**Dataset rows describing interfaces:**
^^^^^^^^
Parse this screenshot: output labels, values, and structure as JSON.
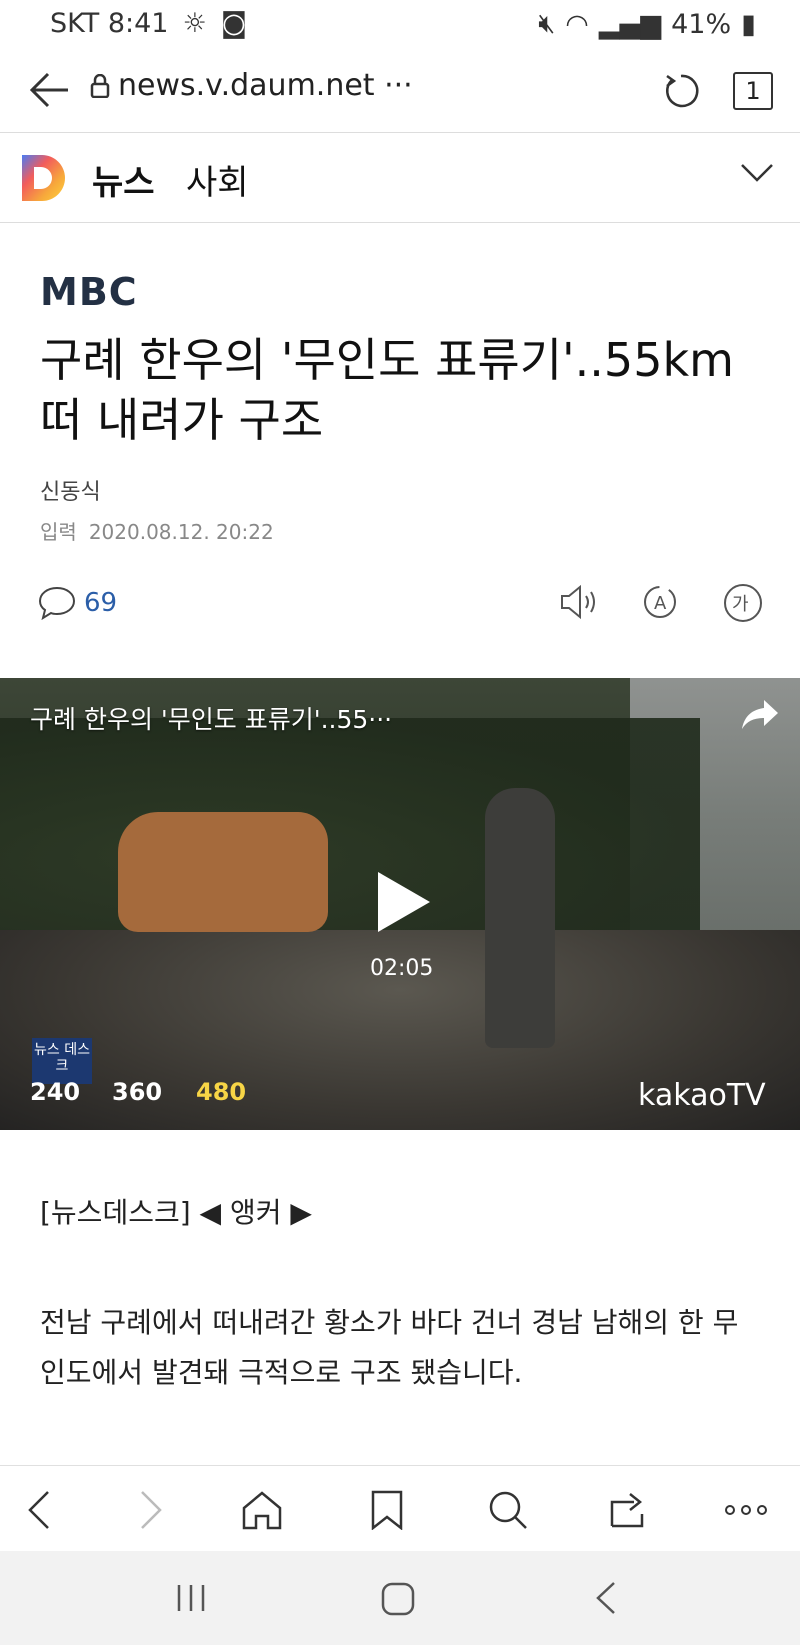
{
  "status_bar": {
    "carrier_time": "SKT 8:41",
    "battery": "41%"
  },
  "browser": {
    "url": "news.v.daum.net ···",
    "tab_count": "1"
  },
  "site": {
    "section": "뉴스",
    "subsection": "사회"
  },
  "article": {
    "publisher": "MBC",
    "title": "구례 한우의 '무인도 표류기'..55km 떠 내려가 구조",
    "author": "신동식",
    "date_label": "입력",
    "date": "2020.08.12. 20:22",
    "comment_count": "69"
  },
  "video": {
    "title": "구례 한우의 '무인도 표류기'..55···",
    "duration": "02:05",
    "qualities": [
      "240",
      "360",
      "480"
    ],
    "selected_quality": "480",
    "badge": "뉴스 데스크",
    "provider": "kakaoTV"
  },
  "body": {
    "p1": "[뉴스데스크] ◀ 앵커 ▶",
    "p2": "전남 구례에서 떠내려간 황소가 바다 건너 경남 남해의 한 무인도에서 발견돼 극적으로 구조 됐습니다."
  },
  "colors": {
    "link_blue": "#2b5ea8",
    "selected_quality": "#f7d546",
    "mbc_navy": "#233044"
  }
}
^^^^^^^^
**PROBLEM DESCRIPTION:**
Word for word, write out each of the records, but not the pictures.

**SOLUTION TO THIS EXERCISE:**
Parse this screenshot: output labels, values, and structure as JSON.
{
  "status_bar": {
    "carrier_time": "SKT 8:41",
    "battery": "41%"
  },
  "browser": {
    "url": "news.v.daum.net ···",
    "tab_count": "1"
  },
  "site": {
    "section": "뉴스",
    "subsection": "사회"
  },
  "article": {
    "publisher": "MBC",
    "title": "구례 한우의 '무인도 표류기'..55km 떠 내려가 구조",
    "author": "신동식",
    "date_label": "입력",
    "date": "2020.08.12. 20:22",
    "comment_count": "69"
  },
  "video": {
    "title": "구례 한우의 '무인도 표류기'..55···",
    "duration": "02:05",
    "qualities": [
      "240",
      "360",
      "480"
    ],
    "selected_quality": "480",
    "badge": "뉴스 데스크",
    "provider": "kakaoTV"
  },
  "body": {
    "p1": "[뉴스데스크] ◀ 앵커 ▶",
    "p2": "전남 구례에서 떠내려간 황소가 바다 건너 경남 남해의 한 무인도에서 발견돼 극적으로 구조 됐습니다."
  },
  "colors": {
    "link_blue": "#2b5ea8",
    "selected_quality": "#f7d546",
    "mbc_navy": "#233044"
  }
}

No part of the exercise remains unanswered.